Exercise description ▸
The answer should consist of each line from the data below that includes "JSON".

[Dataset rows for apps and sites]
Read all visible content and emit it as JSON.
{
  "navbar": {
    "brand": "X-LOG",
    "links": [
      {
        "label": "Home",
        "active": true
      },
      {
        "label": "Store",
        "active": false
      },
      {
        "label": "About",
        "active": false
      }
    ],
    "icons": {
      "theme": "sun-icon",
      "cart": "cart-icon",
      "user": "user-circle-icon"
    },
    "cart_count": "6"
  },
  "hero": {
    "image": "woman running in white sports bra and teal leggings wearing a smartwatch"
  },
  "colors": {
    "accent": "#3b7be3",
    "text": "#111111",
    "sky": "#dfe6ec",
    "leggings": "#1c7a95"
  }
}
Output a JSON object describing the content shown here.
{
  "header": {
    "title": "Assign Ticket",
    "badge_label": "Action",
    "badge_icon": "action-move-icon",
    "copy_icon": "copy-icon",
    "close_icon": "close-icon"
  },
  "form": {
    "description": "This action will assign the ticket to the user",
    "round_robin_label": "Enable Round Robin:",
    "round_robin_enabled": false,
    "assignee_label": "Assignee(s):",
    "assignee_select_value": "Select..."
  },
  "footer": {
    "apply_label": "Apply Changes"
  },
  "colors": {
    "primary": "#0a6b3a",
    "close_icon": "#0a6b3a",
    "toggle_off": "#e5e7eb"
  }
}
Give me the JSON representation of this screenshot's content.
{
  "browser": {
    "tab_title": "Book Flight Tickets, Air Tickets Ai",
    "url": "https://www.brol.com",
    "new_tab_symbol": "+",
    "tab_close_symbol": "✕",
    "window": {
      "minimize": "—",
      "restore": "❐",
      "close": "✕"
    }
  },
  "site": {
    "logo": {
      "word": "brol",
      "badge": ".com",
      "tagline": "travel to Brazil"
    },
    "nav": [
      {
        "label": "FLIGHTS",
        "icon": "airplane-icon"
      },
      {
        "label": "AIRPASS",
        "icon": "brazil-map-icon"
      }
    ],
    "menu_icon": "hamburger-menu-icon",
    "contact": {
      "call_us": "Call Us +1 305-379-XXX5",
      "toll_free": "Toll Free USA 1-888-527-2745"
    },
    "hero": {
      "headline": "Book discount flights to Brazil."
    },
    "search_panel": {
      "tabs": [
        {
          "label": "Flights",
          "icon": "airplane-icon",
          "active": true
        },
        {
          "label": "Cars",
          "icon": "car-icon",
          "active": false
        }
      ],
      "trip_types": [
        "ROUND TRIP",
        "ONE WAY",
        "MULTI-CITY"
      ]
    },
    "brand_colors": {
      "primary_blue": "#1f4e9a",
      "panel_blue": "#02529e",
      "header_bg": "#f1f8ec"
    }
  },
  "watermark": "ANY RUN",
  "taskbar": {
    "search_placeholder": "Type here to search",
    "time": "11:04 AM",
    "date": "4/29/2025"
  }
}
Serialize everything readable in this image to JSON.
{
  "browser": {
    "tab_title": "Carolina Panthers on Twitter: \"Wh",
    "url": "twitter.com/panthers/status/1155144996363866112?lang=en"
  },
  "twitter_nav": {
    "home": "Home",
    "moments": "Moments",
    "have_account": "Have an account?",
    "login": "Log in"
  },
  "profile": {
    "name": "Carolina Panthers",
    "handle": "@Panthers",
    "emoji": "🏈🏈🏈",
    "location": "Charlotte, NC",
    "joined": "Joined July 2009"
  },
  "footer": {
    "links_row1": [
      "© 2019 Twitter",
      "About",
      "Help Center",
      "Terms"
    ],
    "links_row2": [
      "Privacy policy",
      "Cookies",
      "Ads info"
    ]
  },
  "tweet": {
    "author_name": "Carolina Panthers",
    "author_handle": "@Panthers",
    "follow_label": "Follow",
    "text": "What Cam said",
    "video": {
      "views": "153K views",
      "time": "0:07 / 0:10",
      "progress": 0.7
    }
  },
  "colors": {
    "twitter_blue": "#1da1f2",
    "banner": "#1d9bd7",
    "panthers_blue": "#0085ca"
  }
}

Exercise answer ▸
Read all visible content and emit it as JSON.
Output a JSON object describing the content shown here.
Give me the JSON representation of this screenshot's content.
Serialize everything readable in this image to JSON.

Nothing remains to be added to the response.